Laissez-faire managers follow a low-engagement philosophy under which experienced and creative employees tend to thrive. But if you aren’t creative or experienced, how can you survive in this kind of work environment? You learn to manage yourself.
Here are some tips on how to manage yourself and get along with laissez-faire managers:
In autocratic work environments employees receive directives from their supervisors and aim to complete their work in accordance with those directives. When there are no directives, it can be difficult to know what is expected.
Instead of relying on your manager to provide you with clear direction, you must manage upwards. It is your job to inform them. At times this might feel as if you are both manager and employee. But, view this as an opportunity for professional growth.
Cultivate a Collaborative Mindset
With very little hierarchy it can be difficult to navigate office protocol. Instead, treat every co-worker with respect. Each colleague is a potential font of information. Build relationships where knowledge is shared.
The laissez-faire work culture is fluid. Titles and seniority aren’t the currencies at work, knowledge is. Be prepared to collaborate and learn from everyone around you. And, be prepared to bring your own knowledge to the table.
Practice Autodidactic Behavior
An autodidact is someone who is self-taught. These independent minded people seek out information and learn skills on their own. The benefit of autodidactic learning is its efficiency. You don’t have to spend time on tutorials that are irrelevant. Instead, you can get to the heart of the issue and study up on your own terms.
This kind of practice means seeking out YouTube videos, curating relevant professional RSS feeds, and sharing information with your co-workers and, yes, your somewhat disengaged boss.
Unfortunately, not every laissez-faire styled manager is actually following the laissez-faire leadership philosophy. Some managers are considered laissez-faire because they are disengaged from their subordinates and/or they are passive-aggressive.

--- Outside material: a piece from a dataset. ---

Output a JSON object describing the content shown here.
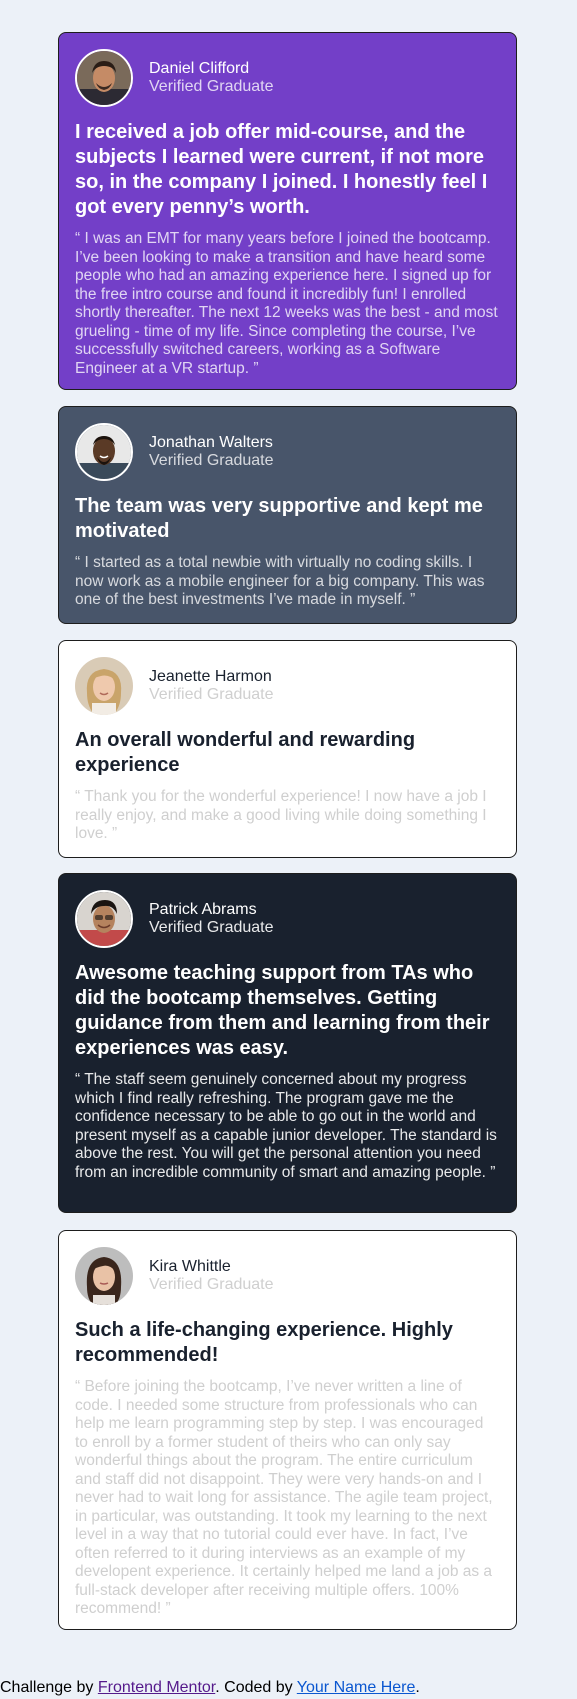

If this is the case, collaborating with colleagues, setting your own goals and learning new skills will allow you to develop strong professional relationships.